Exercise prompt => Count the lines below that contain the word "cost", and reply with only that number.

Exercise data =>
===============

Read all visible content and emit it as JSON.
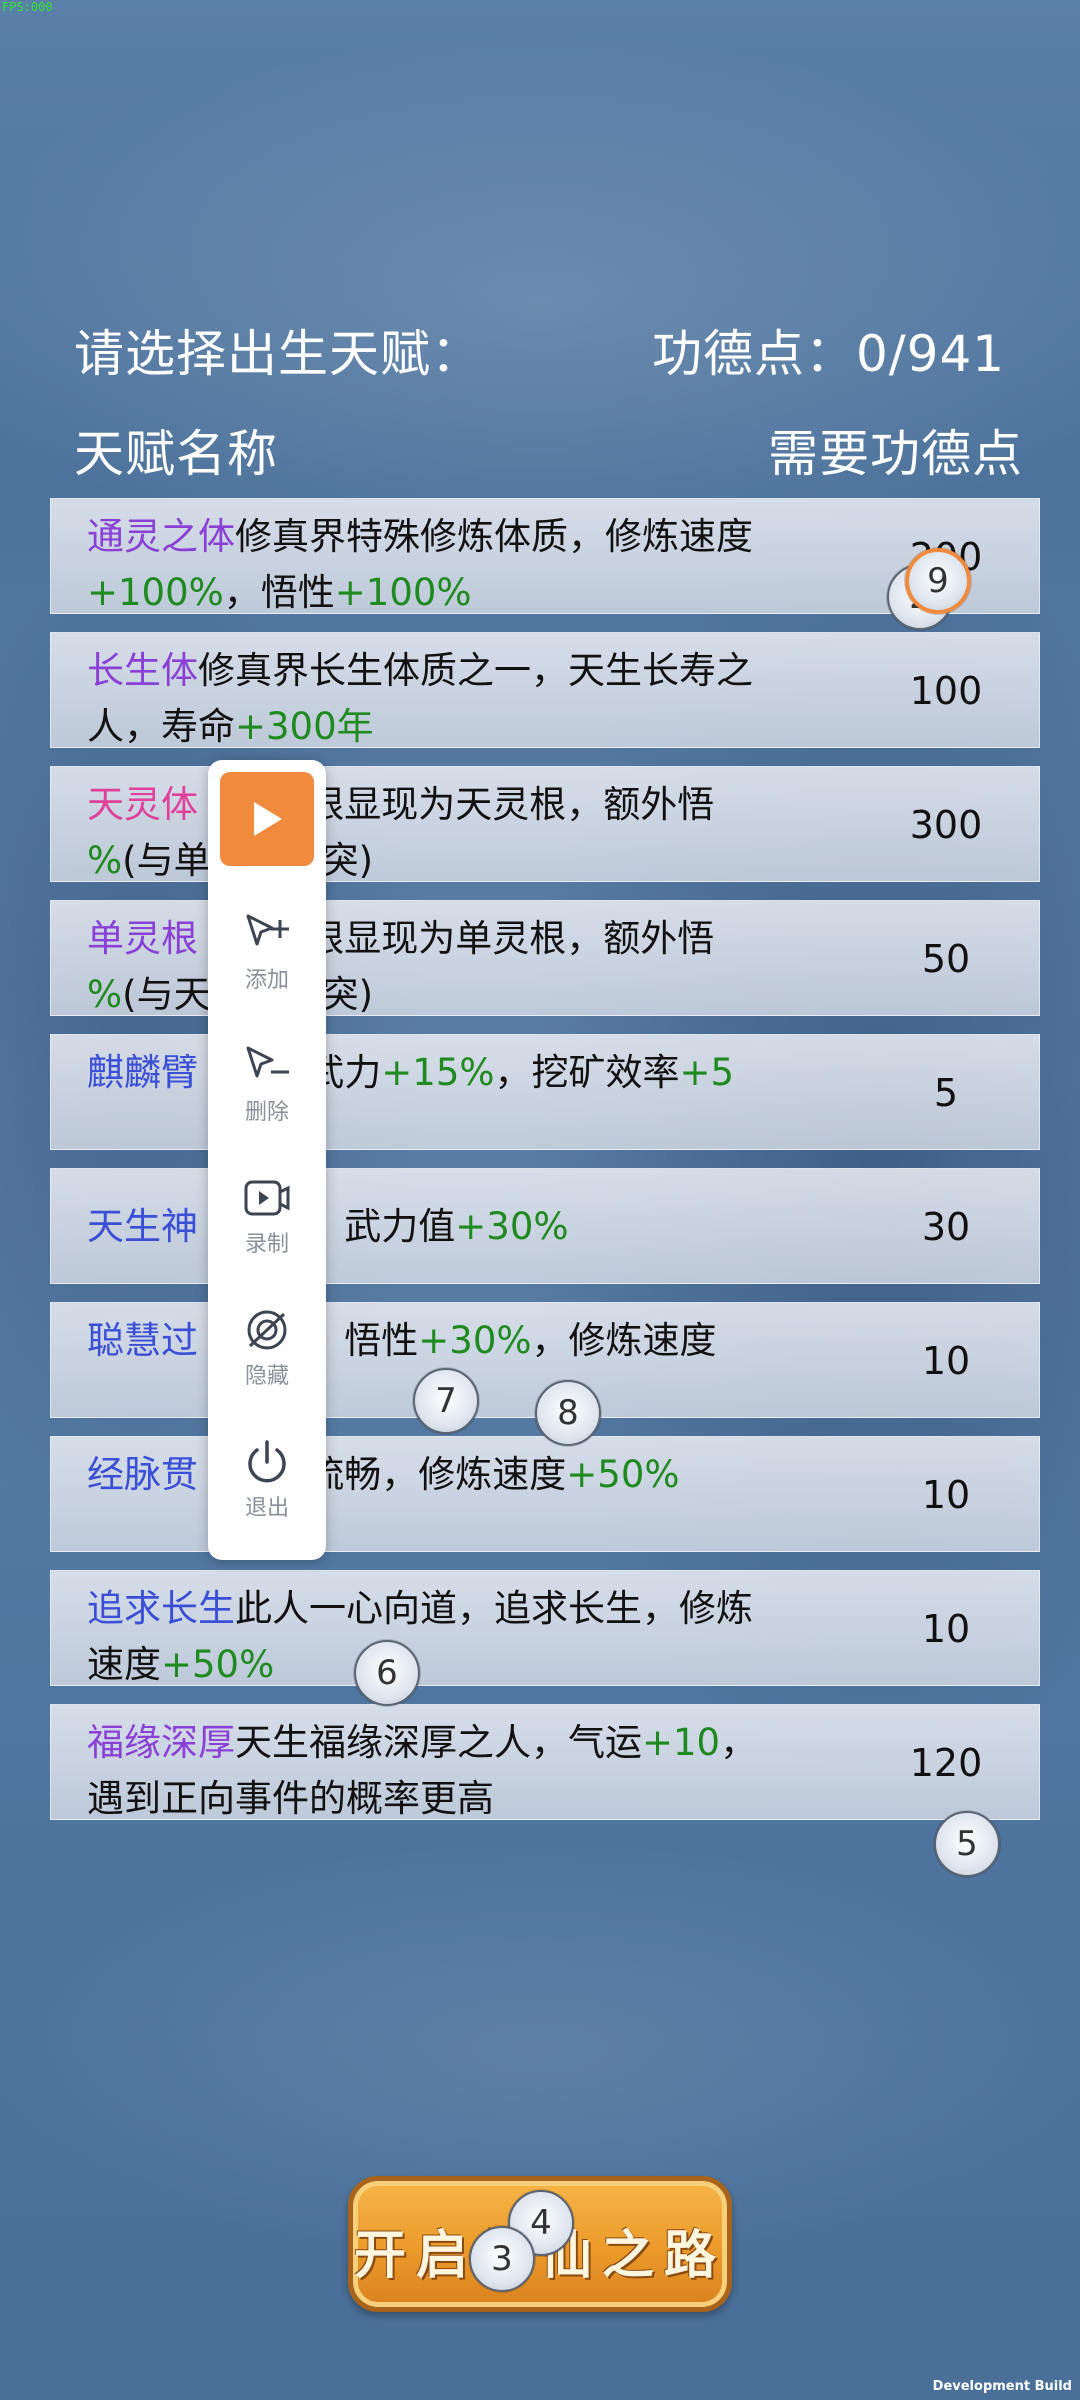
{
  "overlay": {
    "fps": "FPS:000",
    "dev_build": "Development Build"
  },
  "header": {
    "title": "请选择出生天赋：",
    "points": "功德点：0/941"
  },
  "columns": {
    "name": "天赋名称",
    "cost": "需要功德点"
  },
  "talents": [
    {
      "name": "通灵之体",
      "name_color": "#8a3fd6",
      "desc_a": "修真界特殊修炼体质，修炼速度",
      "bonus_a": "+100%",
      "desc_b": "，悟性",
      "bonus_b": "+100%",
      "desc_c": "",
      "cost": "200"
    },
    {
      "name": "长生体",
      "name_color": "#8a3fd6",
      "desc_a": "修真界长生体质之一，天生长寿之人，寿命",
      "bonus_a": "+300年",
      "desc_b": "",
      "bonus_b": "",
      "desc_c": "",
      "cost": "100"
    },
    {
      "name": "天灵体",
      "name_color": "#e0409a",
      "desc_a": "   时灵根显现为天灵根，额外悟",
      "bonus_a": "   %",
      "desc_b": "(与单灵根冲突)",
      "bonus_b": "",
      "desc_c": "",
      "cost": "300"
    },
    {
      "name": "单灵根",
      "name_color": "#8a3fd6",
      "desc_a": "   时灵根显现为单灵根，额外悟",
      "bonus_a": "   %",
      "desc_b": "(与天灵根冲突)",
      "bonus_b": "",
      "desc_c": "",
      "cost": "50"
    },
    {
      "name": "麒麟臂",
      "name_color": "#3b4fd6",
      "desc_a": "   人，武力",
      "bonus_a": "+15%",
      "desc_b": "，挖矿效率",
      "bonus_b": "+5",
      "desc_c": "",
      "cost": "5"
    },
    {
      "name": "天生神",
      "name_color": "#3b4fd6",
      "desc_a": "   神力，武力值",
      "bonus_a": "+30%",
      "desc_b": "",
      "bonus_b": "",
      "desc_c": "",
      "cost": "30",
      "single": true
    },
    {
      "name": "聪慧过",
      "name_color": "#3b4fd6",
      "desc_a": "   聪明，悟性",
      "bonus_a": "+30%",
      "desc_b": "，修炼速度",
      "bonus_b": "",
      "desc_c": "",
      "cost": "10"
    },
    {
      "name": "经脉贯",
      "name_color": "#3b4fd6",
      "desc_a": "   运行流畅，修炼速度",
      "bonus_a": "+50%",
      "desc_b": "",
      "bonus_b": "",
      "desc_c": "",
      "cost": "10"
    },
    {
      "name": "追求长生",
      "name_color": "#3b4fd6",
      "desc_a": "此人一心向道，追求长生，修炼速度",
      "bonus_a": "+50%",
      "desc_b": "",
      "bonus_b": "",
      "desc_c": "",
      "cost": "10"
    },
    {
      "name": "福缘深厚",
      "name_color": "#8a3fd6",
      "desc_a": "天生福缘深厚之人，气运",
      "bonus_a": "+10",
      "desc_b": "，遇到正向事件的概率更高",
      "bonus_b": "",
      "desc_c": "",
      "cost": "120"
    }
  ],
  "panel": {
    "add": "添加",
    "delete": "删除",
    "record": "录制",
    "hide": "隐藏",
    "exit": "退出"
  },
  "markers": {
    "m2": "2",
    "m3": "3",
    "m4": "4",
    "m5": "5",
    "m6": "6",
    "m7": "7",
    "m8": "8",
    "m9": "9"
  },
  "start_button": {
    "label": "开启修仙之路"
  },
  "colors": {
    "play_button": "#f08a3c",
    "bonus_green": "#1f8a1f",
    "button_orange": "#eb9a2a"
  }
}
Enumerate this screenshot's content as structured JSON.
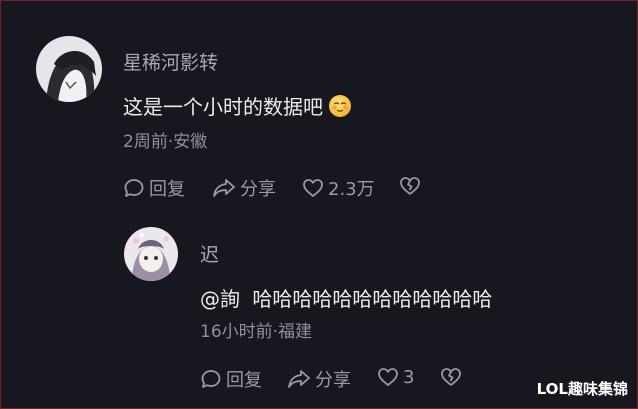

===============

Response => 11